Republican lawmakers on Wednesday welcomed U.S. President Donald Trump’s move away from a possible government shutdown, saying party leaders wanted “no drama” ahead of the Nov. 6 election to decide whether fellow conservatives keep hold of Congress.
House Republicans, who were leaving a closed-door party meeting, said the message from leadership was aimed at avoiding any crises before the midterm contest, an approach echoed by several Republican senators.
Freedom Caucus Chairman Mark Meadows, a Republican representative with close ties to the administration, said he did not expect the federal government to shut, and that any decision on the controversial issue of funding border security would likely be delayed.
“I don’t anticipate a shutdown .... before November. I don’t anticipate a shutdown after November. I believe that we’re going to work towards trying to find border security measures that work, hopefully in the first quarter of next year,” Meadows told reporters.
“We were told no drama,” Representative Thomas Massie, a Kentucky conservative, said after the closed-door meeting.
According to a report published earlier on Wednesday, Trump said he was unlikely to shut down the government ahead of the election. He is scheduled to meet with Republican congressional leaders later on Wednesday at the White House.
The president has repeatedly threatened to close the government in an effort to force Congress to fund a wall along the U.S.-Mexico border as part of a controversial immigration plan opposed by Democrats but backed by Trump’s supporters.
The planned wall, the Trump administration’s ban on travel from several mostly Muslim countries and other immigration issues loom large as Americans prepare to head to the polls in November.

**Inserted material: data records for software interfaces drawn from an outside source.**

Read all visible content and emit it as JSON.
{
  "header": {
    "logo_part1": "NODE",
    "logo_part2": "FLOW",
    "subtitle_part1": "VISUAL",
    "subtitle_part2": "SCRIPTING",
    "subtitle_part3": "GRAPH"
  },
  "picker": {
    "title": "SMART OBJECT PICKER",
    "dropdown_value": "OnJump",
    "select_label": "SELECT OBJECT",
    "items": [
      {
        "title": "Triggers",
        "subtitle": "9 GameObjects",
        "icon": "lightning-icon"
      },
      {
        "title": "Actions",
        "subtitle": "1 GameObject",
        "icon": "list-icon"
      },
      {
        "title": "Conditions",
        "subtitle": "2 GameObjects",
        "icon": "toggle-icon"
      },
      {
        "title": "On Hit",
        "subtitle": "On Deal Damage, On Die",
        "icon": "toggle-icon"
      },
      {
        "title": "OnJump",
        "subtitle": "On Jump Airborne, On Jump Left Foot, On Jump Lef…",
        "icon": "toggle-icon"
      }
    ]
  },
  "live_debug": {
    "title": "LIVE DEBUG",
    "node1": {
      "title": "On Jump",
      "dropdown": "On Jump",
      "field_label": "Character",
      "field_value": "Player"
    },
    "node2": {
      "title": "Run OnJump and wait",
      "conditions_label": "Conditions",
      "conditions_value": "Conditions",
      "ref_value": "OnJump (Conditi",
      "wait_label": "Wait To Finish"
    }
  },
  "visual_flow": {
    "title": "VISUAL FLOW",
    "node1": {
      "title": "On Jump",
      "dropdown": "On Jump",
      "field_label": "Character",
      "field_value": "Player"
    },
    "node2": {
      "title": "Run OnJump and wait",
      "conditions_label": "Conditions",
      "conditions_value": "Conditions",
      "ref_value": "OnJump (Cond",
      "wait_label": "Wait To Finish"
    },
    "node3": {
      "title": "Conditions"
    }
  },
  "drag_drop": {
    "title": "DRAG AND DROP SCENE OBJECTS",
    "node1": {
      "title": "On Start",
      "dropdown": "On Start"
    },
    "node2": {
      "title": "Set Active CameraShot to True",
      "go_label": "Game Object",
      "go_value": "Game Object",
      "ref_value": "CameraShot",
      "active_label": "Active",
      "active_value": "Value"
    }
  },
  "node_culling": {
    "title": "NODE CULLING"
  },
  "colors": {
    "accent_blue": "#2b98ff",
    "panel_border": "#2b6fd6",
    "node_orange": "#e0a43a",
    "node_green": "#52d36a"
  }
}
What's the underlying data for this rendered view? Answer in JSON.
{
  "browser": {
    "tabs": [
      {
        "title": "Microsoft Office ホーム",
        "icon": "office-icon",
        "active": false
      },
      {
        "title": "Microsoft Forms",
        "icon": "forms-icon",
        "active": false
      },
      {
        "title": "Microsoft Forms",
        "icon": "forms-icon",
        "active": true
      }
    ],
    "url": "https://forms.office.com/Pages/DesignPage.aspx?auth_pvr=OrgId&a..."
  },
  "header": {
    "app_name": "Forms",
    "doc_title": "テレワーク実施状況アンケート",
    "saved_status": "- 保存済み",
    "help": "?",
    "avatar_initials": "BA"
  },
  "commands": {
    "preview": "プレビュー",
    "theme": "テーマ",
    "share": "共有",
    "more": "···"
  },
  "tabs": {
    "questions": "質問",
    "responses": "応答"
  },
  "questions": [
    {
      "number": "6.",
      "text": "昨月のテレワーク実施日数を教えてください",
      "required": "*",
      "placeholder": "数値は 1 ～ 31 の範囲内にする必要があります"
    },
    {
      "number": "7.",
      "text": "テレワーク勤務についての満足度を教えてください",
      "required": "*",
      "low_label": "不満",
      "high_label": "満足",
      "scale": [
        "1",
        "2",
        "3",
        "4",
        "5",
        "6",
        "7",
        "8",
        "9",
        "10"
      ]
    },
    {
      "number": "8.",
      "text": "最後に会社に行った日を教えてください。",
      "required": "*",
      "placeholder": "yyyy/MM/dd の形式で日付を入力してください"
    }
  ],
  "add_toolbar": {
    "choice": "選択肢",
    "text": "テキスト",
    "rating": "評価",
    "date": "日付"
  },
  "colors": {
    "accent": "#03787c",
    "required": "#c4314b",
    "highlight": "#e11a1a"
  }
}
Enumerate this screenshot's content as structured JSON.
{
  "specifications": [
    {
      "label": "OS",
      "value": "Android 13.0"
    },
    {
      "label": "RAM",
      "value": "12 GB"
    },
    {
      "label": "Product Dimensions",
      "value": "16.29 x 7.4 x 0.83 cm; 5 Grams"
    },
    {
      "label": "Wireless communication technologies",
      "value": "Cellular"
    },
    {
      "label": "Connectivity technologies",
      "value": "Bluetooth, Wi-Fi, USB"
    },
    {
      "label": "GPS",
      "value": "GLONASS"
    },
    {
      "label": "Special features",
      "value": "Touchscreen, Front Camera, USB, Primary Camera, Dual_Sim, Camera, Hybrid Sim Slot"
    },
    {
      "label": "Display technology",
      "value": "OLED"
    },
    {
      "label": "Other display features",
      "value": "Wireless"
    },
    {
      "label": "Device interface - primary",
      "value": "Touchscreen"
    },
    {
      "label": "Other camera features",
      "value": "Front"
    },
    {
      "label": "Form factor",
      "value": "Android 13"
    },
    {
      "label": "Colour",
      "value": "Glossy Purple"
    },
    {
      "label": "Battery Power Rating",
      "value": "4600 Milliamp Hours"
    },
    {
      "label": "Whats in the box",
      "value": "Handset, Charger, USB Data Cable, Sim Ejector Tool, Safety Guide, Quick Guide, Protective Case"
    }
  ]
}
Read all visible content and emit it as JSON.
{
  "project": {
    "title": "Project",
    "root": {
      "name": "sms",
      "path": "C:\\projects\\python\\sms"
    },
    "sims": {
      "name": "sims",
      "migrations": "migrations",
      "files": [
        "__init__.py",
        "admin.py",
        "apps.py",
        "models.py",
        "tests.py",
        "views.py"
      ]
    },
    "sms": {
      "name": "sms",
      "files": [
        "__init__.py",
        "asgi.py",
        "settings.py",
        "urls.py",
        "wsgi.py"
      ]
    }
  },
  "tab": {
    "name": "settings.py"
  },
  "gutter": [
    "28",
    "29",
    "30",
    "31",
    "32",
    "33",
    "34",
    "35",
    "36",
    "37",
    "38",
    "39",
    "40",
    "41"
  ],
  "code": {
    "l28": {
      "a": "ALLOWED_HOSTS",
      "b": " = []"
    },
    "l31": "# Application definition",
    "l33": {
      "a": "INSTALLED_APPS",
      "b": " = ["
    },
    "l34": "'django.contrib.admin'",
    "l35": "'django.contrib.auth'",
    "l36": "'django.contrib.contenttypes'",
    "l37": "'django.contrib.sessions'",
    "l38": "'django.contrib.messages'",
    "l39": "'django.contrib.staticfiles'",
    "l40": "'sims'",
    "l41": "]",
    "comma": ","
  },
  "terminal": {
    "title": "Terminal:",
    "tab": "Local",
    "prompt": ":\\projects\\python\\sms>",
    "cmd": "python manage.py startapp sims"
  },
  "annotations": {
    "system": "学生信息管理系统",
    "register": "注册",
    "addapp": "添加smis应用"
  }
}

Trump campaigned heavily on a promise to build a wall that would be paid for by Mexico, which it has refused to do. He has subsequently turned to Congress to seek $25 billion for the project, along with other immigration demands.
Still, lawmakers have not reached a consensus on any immigration steps.
While a few conservatives like Representative Jim Jordan insist the border issue should be dealt with now, others seem resigned to waiting at least until the new Congress takes office in January following the election.
Trump and U.S. lawmakers averted a government shutdown in March after passing a massive $1.3 trillion spending bill to fund the government through Sept. 30.
A shutdown could backfire on Trump if voters blame Republicans for any federal government service disruptions.
“It doesn’t benefit anybody, certainly not Republicans,” Senator Jeff Flake said.
House Republicans said that while they talked about spending bills, there was no explicit discussion of Trump’s wall.
House Speaker Paul Ryan “encouraged everybody to make sure that we get through September without a lot of problems,” Representative Bill Flores said. He added that there was likely to be a continuing resolution approved to fund a small part of government while lawmakers finish their work.
Reporting by Susan Heavey; Editing by Jeffrey Benkoe and Bernadette Baum